Background: Patients with diabetic peripheral neuropathy (DPN) demonstrate gait alterations compared with their nonneuropathic counterparts, which may place them at increased risk for falling. However, it is uncertain whether patients with DPN also have a greater fear of falling. Methods: A voluntary group of older adults with diabetes was asked to complete a validated fear of falling questionnaire (Falls Efficacy Scale International [FES-I]) and instructed to walk 20 m in their habitual shoes at their habitual speed. Spatiotemporal parameters of gait (eg, stride velocity and gait speed variability) were collected using a validated body-worn sensor technology. Balance during walking was also assessed using sacral motion in the mediolateral and anteroposterior directions. The level of DPN was quantified using vibration perception threshold from the great toe. Results: Thirty-four diabetic patients (mean ± SD: age, 67.6 ± 9.2 years; body mass index, 30.9 ± 5.7; hemoglobin A1c, 7.9% ± 2.3%) with varying levels of neuropathy (mean ± SD vibration perception threshold, 34.6 ± 22.9 V) were recruited. Most participants (28 of 34, 82%) demonstrated moderate to high concern about falling based on their FES-I score. Age (r = 0.6), hemoglobin A1c level (r = 0.39), number of steps required to reach steady-state walking (ie, gait initiation) (r = 0.4), and duration of double support (r = 0.44) were each positively correlated with neuropathy severity (P <.05). Participants with a greater fear of falling also walked with slower stride velocities and shorter stride lengths (r = -0.3 for both, P <.05). However, no correlation was observed between level of DPN and the participant's actual concern about falling. Conclusions: Fear of falling is prevalent in older adults with diabetes mellitus but is unrelated to level of neuropathy.

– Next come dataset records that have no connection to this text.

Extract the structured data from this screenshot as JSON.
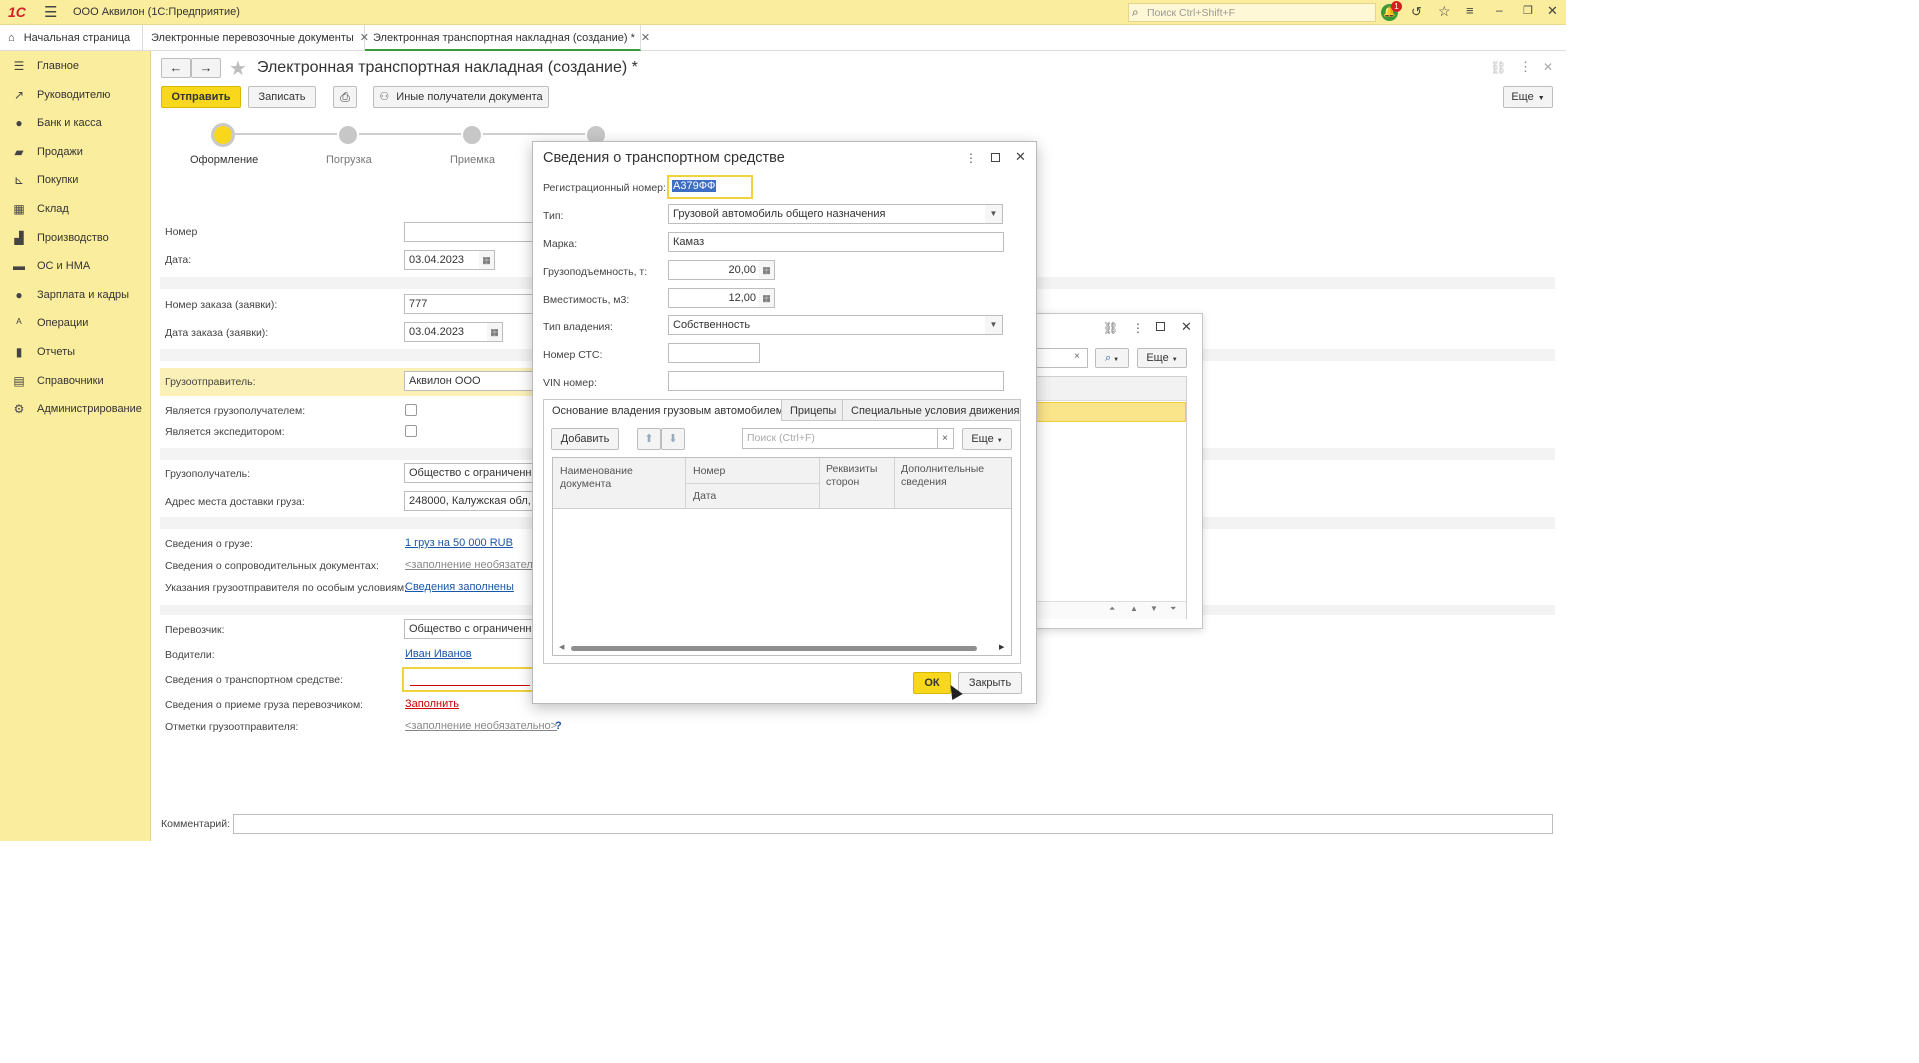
{
  "titlebar": {
    "app_title": "ООО Аквилон  (1С:Предприятие)",
    "search_placeholder": "Поиск Ctrl+Shift+F",
    "notify_count": "1"
  },
  "tabs": [
    {
      "label": "Начальная страница"
    },
    {
      "label": "Электронные перевозочные документы"
    },
    {
      "label": "Электронная транспортная накладная (создание) *"
    }
  ],
  "sidebar": {
    "items": [
      {
        "label": "Главное",
        "icon": "menu-icon"
      },
      {
        "label": "Руководителю",
        "icon": "trend-icon"
      },
      {
        "label": "Банк и касса",
        "icon": "coin-icon"
      },
      {
        "label": "Продажи",
        "icon": "bag-icon"
      },
      {
        "label": "Покупки",
        "icon": "cart-icon"
      },
      {
        "label": "Склад",
        "icon": "warehouse-icon"
      },
      {
        "label": "Производство",
        "icon": "factory-icon"
      },
      {
        "label": "ОС и НМА",
        "icon": "truck-icon"
      },
      {
        "label": "Зарплата и кадры",
        "icon": "person-icon"
      },
      {
        "label": "Операции",
        "icon": "operations-icon"
      },
      {
        "label": "Отчеты",
        "icon": "chart-icon"
      },
      {
        "label": "Справочники",
        "icon": "book-icon"
      },
      {
        "label": "Администрирование",
        "icon": "gear-icon"
      }
    ]
  },
  "doc": {
    "title": "Электронная транспортная накладная (создание) *",
    "btn_send": "Отправить",
    "btn_save": "Записать",
    "btn_recipients": "Иные получатели документа",
    "btn_more": "Еще",
    "steps": [
      "Оформление",
      "Погрузка",
      "Приемка"
    ],
    "fields": {
      "number_label": "Номер",
      "number_value": "",
      "date_label": "Дата:",
      "date_value": "03.04.2023",
      "order_number_label": "Номер заказа (заявки):",
      "order_number_value": "777",
      "order_date_label": "Дата заказа (заявки):",
      "order_date_value": "03.04.2023",
      "shipper_label": "Грузоотправитель:",
      "shipper_value": "Аквилон ООО",
      "is_consignee_label": "Является грузополучателем:",
      "is_forwarder_label": "Является экспедитором:",
      "consignee_label": "Грузополучатель:",
      "consignee_value": "Общество с ограниченно",
      "address_label": "Адрес места доставки груза:",
      "address_value": "248000, Калужская обл, г",
      "cargo_label": "Сведения о грузе:",
      "cargo_value": "1 груз на 50 000 RUB",
      "docs_label": "Сведения о сопроводительных документах:",
      "docs_value": "<заполнение необязатель",
      "special_label": "Указания грузоотправителя по особым условиям:",
      "special_value": "Сведения заполнены",
      "carrier_label": "Перевозчик:",
      "carrier_value": "Общество с ограниченно",
      "drivers_label": "Водители:",
      "drivers_value": "Иван Иванов",
      "vehicle_label": "Сведения о транспортном средстве:",
      "acceptance_label": "Сведения о приеме груза перевозчиком:",
      "acceptance_value": "Заполнить",
      "marks_label": "Отметки грузоотправителя:",
      "marks_value": "<заполнение необязательно>",
      "marks_help": "?",
      "comment_label": "Комментарий:"
    }
  },
  "behind": {
    "btn_more": "Еще",
    "clear": "×"
  },
  "modal": {
    "title": "Сведения о транспортном средстве",
    "reg_label": "Регистрационный номер:",
    "reg_value": "А379ФФ",
    "type_label": "Тип:",
    "type_value": "Грузовой автомобиль общего назначения",
    "brand_label": "Марка:",
    "brand_value": "Камаз",
    "capacity_label": "Грузоподъемность, т:",
    "capacity_value": "20,00",
    "volume_label": "Вместимость, м3:",
    "volume_value": "12,00",
    "ownership_label": "Тип владения:",
    "ownership_value": "Собственность",
    "sts_label": "Номер СТС:",
    "sts_value": "",
    "vin_label": "VIN номер:",
    "vin_value": "",
    "tabs": [
      "Основание владения грузовым автомобилем",
      "Прицепы",
      "Специальные условия движения"
    ],
    "btn_add": "Добавить",
    "search_placeholder": "Поиск (Ctrl+F)",
    "btn_more": "Еще",
    "columns": {
      "name": "Наименование документа",
      "number": "Номер",
      "date": "Дата",
      "parties": "Реквизиты сторон",
      "extra": "Дополнительные сведения"
    },
    "btn_ok": "ОК",
    "btn_close": "Закрыть"
  }
}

|Original language||English (US)|
|Number of pages||9|
|Journal||Journal of the American Podiatric Medical Association|
|State||Published - 2013|

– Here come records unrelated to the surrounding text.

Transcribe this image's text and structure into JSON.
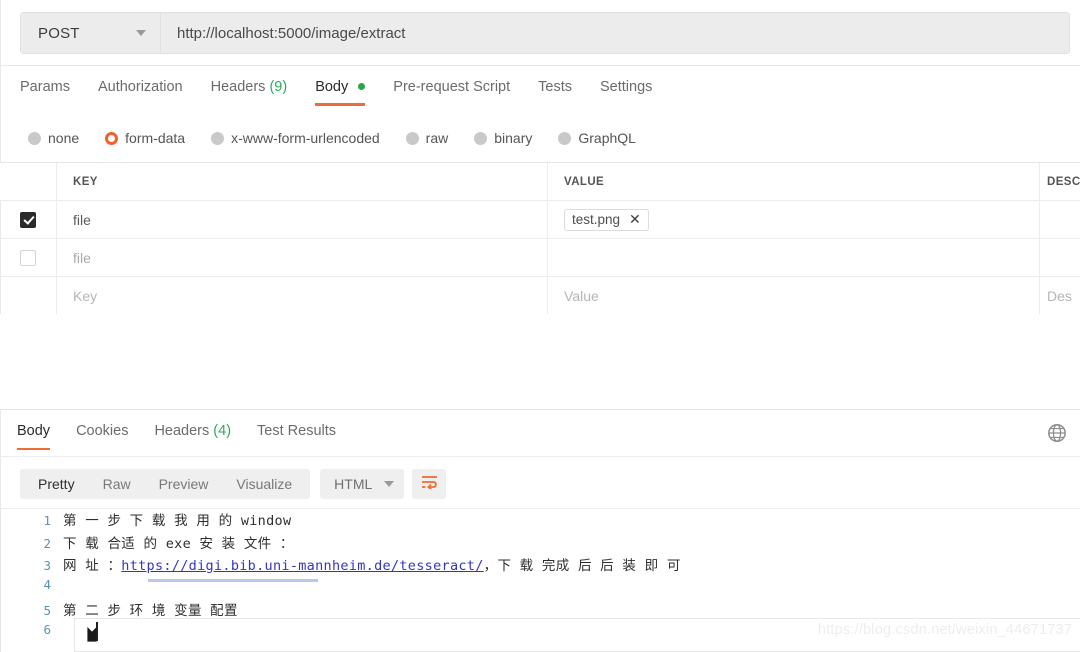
{
  "request": {
    "method": "POST",
    "method_icon": "chevron-down-icon",
    "url": "http://localhost:5000/image/extract",
    "tabs": [
      {
        "label": "Params",
        "active": false
      },
      {
        "label": "Authorization",
        "active": false
      },
      {
        "label": "Headers",
        "count": "(9)",
        "active": false
      },
      {
        "label": "Body",
        "active": true,
        "dot": true
      },
      {
        "label": "Pre-request Script",
        "active": false
      },
      {
        "label": "Tests",
        "active": false
      },
      {
        "label": "Settings",
        "active": false
      }
    ],
    "body_types": [
      {
        "label": "none",
        "selected": false
      },
      {
        "label": "form-data",
        "selected": true
      },
      {
        "label": "x-www-form-urlencoded",
        "selected": false
      },
      {
        "label": "raw",
        "selected": false
      },
      {
        "label": "binary",
        "selected": false
      },
      {
        "label": "GraphQL",
        "selected": false
      }
    ],
    "table": {
      "headers": {
        "key": "KEY",
        "value": "VALUE",
        "description": "DESC"
      },
      "rows": [
        {
          "checked": true,
          "key": "file",
          "value_chip": "test.png",
          "chip_remove": "✕",
          "description": ""
        },
        {
          "checked": false,
          "key": "file",
          "value_chip": "",
          "description": ""
        }
      ],
      "placeholder_row": {
        "key": "Key",
        "value": "Value",
        "description": "Des"
      }
    }
  },
  "response": {
    "tabs": [
      {
        "label": "Body",
        "active": true
      },
      {
        "label": "Cookies",
        "active": false
      },
      {
        "label": "Headers",
        "count": "(4)",
        "active": false
      },
      {
        "label": "Test Results",
        "active": false
      }
    ],
    "globe_icon": "globe-icon",
    "format_buttons": [
      {
        "label": "Pretty",
        "active": true
      },
      {
        "label": "Raw",
        "active": false
      },
      {
        "label": "Preview",
        "active": false
      },
      {
        "label": "Visualize",
        "active": false
      }
    ],
    "language": "HTML",
    "language_icon": "chevron-down-icon",
    "wrap_icon": "wrap-lines-icon",
    "code_lines": [
      {
        "no": "1",
        "text": "第 一 步 下 载 我 用 的 window"
      },
      {
        "no": "2",
        "text": "下 载 合适 的 exe 安 装 文件 ："
      },
      {
        "no": "3",
        "prefix": "网 址 ：",
        "link": "https://digi.bib.uni-mannheim.de/tesseract/",
        "suffix": "，下 载 完成 后 后 装 即 可"
      },
      {
        "no": "4",
        "text": ""
      },
      {
        "no": "5",
        "text": "第 二 步 环 境 变量 配置"
      },
      {
        "no": "6",
        "text": "",
        "cursor": "mouse-pointer-icon"
      }
    ]
  },
  "watermark": "https://blog.csdn.net/weixin_44671737",
  "colors": {
    "accent": "#ef6c36",
    "green": "#2bab5e",
    "link": "#3333cc",
    "line_number": "#5b93ac"
  }
}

ASJC Scopus subject areas
- Orthopedics and Sports Medicine